Looking for errors in functionsWhen students attempting to solve a mathematical problem, were informed by the computer that their answer was incorrect, they often focused on trying to find the reasons for this in the functions of the educational software itself.
"They would maintain that their answers merely needed to be rephrased, that the computer's answers were wrong in the same way as answers on an answer key of a mathematics textbook could be wrong, or provided other similar explanations," says Annika Lantz-Andersson.
Her study shows that the often-repeated proposition that educational software is self-instructing is just not true.
"There is a kind of silence in the relationship between students and the educational software they use. The computer never gets tired, is not bothered by endless examples of random answers, does not distinguish between students, but on the other hand cannot provide individually-fitted feedback, which is one of the most important tasks of a teacher", she continues.
Annika Lantz-Andersson's study also does not provide any indication that students view digital technology as being a more authentic or realistic to work with, as compared to conventional educational material.
Expected increase never occurred
The extremely rapid increase in educational software predicted around the year 2000 has not been realised, although most textbooks today have a digital application linked to their conventional text.
"Educational software has many advantages, not least its interactivity and its opportunity to promote cooperation amongst the students. There is still a strong belief that digital technology improves learning, despite the fact that this has not been proven", declares Annika Lantz-Andersson.
"Instead of getting mired in a debate about how digital tools can solve various types of classical pedagogical problems, it would be more relevant to focus on the new types of interaction and knowledge that can arise from the use of digital tools.
Annika Lantz-Andersson presented her thesis "Framing in Educational Practices. Learning Activity, Digital Technology and the Logic of Situated Action" at the Department of Education on Friday, 29 MayContact person:

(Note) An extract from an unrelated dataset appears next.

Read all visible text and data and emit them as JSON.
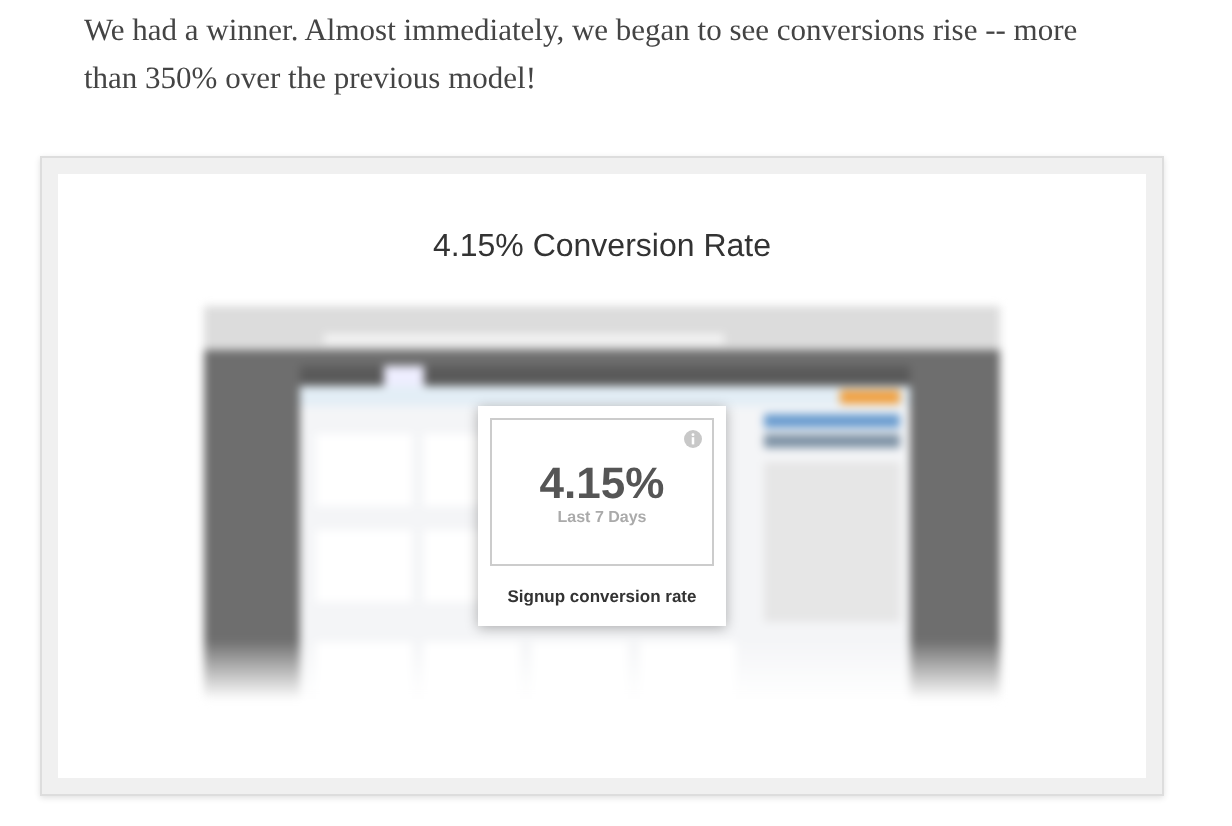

Helena Aaberg | idw
Stanford researchers create new special-purpose computer that may someday save us billions
21.10.2016 | Stanford University
New 3-D wiring technique brings scalable quantum computers closer to reality
19.10.2016 | University of Waterloo
Researchers from the Institute for Quantum Computing (IQC) at the University of Waterloo led the development of a new extensible wiring technique capable of controlling superconducting quantum bits, representing a significant step towards to the realization of a scalable quantum computer.
"The quantum socket is a wiring method that uses three-dimensional wires based on spring-loaded pins to address individual qubits," said Jeremy Béjanin, a PhD...
In a paper in Scientific Reports, a research team at Worcester Polytechnic Institute describes a novel light-activated phenomenon that could become the basis for applications as diverse as microscopic robotic grippers and more efficient solar cells.
A research team at Worcester Polytechnic Institute (WPI) has developed a revolutionary, light-activated semiconductor nanocomposite material that can be used...
By forcefully embedding two silicon atoms in a diamond matrix, Sandia researchers have demonstrated for the first time on a single chip all the components needed to create a quantum bridge to link quantum computers together.
"People have already built small quantum computers," says Sandia researcher Ryan Camacho. "Maybe the first useful one won't be a single giant quantum computer...
COMPAMED has become the leading international marketplace for suppliers of medical manufacturing. The trade fair, which takes place every November and is co-located to MEDICA in Dusseldorf, has been steadily growing over the past years and shows that medical technology remains a rapidly growing market.
In 2016, the joint pavilion by the IVAM Microtechnology Network, the Product Market “High-tech for Medical Devices”, will be located in Hall 8a again and will...
'Ferroelectric' materials can switch between different states of electrical polarization in response to an external electric field. This flexibility means they show promise for many applications, for example in electronic devices and computer memory. Current ferroelectric materials are highly valued for their thermal and chemical stability and rapid electro-mechanical responses, but creating a material that is scalable down to the tiny sizes needed for technologies like silicon-based semiconductors (Si-based CMOS) has proven challenging.
Now, Hiroshi Funakubo and co-workers at the Tokyo Institute of Technology, in collaboration with researchers across Japan, have conducted experiments to...
14.10.2016 | Event News
14.10.2016 | Event News
12.10.2016 | Event News
21.10.2016 | Health and Medicine
21.10.2016 | Information Technology
21.10.2016 | Materials Sciences